PandaLabs analyzed the IT security events and incidents from July through September 2012. The third quarter of the year has seen an increase in the number of hacking attacks on major companies aimed to gain access to confidential and personal information.
There are many instances of cybercriminal activity from the past quarter. Dropbox suffered a huge security breach that led to theft of usernames and passwords from thousands of users.
American video game developer Blizzard confirmed in August that it had suffered a security breach where hackers were able to obtain users’ email addresses and encrypted passwords. The company urged users to change the login credentials to its online gaming service Battle.net.
In September, it was revealed that Adobe had also been attacked by hackers. In this case, the attackers accessed one of Adobe’s internal servers to be able to sign their malware with a valid digital certificate from the company.
rojans continued to account for most of the new threats created this quarter, by far. Trojans constituted 72.58 percent of all new malware, while viruses constituted 14.47 percent and worms 10.53 percent.
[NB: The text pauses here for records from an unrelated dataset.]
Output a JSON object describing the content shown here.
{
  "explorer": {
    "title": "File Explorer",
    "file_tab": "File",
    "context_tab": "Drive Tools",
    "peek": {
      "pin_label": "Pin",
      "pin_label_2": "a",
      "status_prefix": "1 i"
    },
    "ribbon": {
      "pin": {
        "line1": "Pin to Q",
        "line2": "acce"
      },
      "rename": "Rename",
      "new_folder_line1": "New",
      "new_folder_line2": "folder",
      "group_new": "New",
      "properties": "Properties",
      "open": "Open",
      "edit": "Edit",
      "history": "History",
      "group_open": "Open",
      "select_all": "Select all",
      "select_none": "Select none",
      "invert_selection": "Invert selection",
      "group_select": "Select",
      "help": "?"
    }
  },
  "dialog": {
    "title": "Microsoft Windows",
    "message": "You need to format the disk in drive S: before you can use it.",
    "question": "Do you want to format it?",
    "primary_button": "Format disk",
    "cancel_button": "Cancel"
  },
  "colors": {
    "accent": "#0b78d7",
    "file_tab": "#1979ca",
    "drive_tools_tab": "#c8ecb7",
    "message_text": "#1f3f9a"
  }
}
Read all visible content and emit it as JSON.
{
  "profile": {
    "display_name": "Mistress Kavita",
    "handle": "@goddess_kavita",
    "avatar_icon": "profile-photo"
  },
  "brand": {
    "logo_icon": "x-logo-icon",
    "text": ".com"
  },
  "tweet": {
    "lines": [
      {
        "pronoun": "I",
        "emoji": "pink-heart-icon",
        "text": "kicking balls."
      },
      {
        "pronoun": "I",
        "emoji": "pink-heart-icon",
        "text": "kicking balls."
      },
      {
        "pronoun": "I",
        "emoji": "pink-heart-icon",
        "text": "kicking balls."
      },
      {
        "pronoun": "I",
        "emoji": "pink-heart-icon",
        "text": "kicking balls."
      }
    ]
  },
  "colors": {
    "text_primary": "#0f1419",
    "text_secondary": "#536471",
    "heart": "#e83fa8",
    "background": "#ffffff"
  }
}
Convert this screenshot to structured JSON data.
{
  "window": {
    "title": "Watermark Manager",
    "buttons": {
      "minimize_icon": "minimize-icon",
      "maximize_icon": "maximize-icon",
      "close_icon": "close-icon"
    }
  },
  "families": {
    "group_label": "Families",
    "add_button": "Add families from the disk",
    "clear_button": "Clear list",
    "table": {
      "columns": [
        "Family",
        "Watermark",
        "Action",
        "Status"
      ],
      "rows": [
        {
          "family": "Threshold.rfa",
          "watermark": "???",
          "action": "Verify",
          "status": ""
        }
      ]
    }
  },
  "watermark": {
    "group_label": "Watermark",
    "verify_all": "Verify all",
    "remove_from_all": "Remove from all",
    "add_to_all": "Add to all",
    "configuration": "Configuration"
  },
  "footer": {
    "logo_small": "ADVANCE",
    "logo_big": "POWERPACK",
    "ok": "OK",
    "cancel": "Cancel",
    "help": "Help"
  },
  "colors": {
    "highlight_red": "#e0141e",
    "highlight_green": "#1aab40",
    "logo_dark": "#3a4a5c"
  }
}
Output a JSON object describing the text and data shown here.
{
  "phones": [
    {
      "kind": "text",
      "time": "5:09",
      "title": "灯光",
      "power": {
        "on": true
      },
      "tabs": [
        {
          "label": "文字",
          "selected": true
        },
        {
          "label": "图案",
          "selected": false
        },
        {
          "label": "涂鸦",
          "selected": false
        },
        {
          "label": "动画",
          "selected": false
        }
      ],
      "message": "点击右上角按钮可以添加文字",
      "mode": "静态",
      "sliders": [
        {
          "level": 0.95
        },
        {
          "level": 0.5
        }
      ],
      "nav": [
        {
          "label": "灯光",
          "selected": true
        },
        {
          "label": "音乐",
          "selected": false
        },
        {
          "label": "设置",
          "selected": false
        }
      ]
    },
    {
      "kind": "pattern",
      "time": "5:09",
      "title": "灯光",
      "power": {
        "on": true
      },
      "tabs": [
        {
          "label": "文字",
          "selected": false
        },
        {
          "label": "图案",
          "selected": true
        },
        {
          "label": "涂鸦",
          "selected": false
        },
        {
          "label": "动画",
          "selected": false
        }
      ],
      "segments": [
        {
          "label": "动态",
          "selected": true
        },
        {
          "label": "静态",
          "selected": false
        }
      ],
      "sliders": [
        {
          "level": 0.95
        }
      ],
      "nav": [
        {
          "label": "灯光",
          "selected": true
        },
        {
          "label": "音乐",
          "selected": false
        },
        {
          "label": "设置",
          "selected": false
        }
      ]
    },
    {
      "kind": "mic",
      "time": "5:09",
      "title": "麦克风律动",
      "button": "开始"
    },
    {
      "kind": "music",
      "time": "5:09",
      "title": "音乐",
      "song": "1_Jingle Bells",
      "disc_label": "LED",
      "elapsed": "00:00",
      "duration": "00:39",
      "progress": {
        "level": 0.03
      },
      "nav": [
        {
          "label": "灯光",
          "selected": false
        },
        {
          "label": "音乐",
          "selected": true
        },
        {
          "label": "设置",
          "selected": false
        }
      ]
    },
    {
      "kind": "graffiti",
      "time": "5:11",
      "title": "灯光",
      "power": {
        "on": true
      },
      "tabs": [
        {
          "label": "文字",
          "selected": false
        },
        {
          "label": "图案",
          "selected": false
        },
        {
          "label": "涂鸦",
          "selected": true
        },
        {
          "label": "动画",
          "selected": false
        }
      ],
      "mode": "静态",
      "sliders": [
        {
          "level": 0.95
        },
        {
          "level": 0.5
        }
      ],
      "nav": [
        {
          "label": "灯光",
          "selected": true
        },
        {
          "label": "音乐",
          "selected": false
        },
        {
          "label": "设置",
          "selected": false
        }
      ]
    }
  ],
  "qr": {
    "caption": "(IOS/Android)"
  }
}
When it comes to the number of infections caused by each malware category, the ranking supports the hierarchy of new samples in circulation, with Trojans accounting for three out of every four infections, followed by worms and viruses.
“It is obvious that malware writers have standardized their infection techniques, since what we have seen in Q3 is a continuation of the trends we saw over the first half of the year,” said Luis Corrons, technical director of PandaLabs. “Trojans once again have accounted for almost 80 percent of infections, and continue to be the preferred category for cyber-criminals to carry out information theft. All this confirms cyber-crooks’ first objective: to make money from their creations.”
The average number of infected PCs across the globe stands at 30.68 percent. China once again takes the top spot of most infections per country (53.17 percent of infected PCs), followed by South Korea (52.77 percent), comprising the only nations with more than 50 percent of computers infected. The list of top ten most infected countries is made up of nations from almost every part of the world: Asia, Europe, South America, and Africa.
Eight of the ten least infected countries are in Europe with the only exceptions being Canada and Australia. The country with the fewest infections is Ireland (20 percent of infected PCs), followed by Norway (20.16 percent), and Sweden (22.46).
“The list of least infected countries is dominated by some of the world’s most technologically advanced nations,” said Corrons. “This is due to the fact that these countries are more aware of the importance of the fight against cyber-crime and are more willing to take the measures necessary to stop infections.”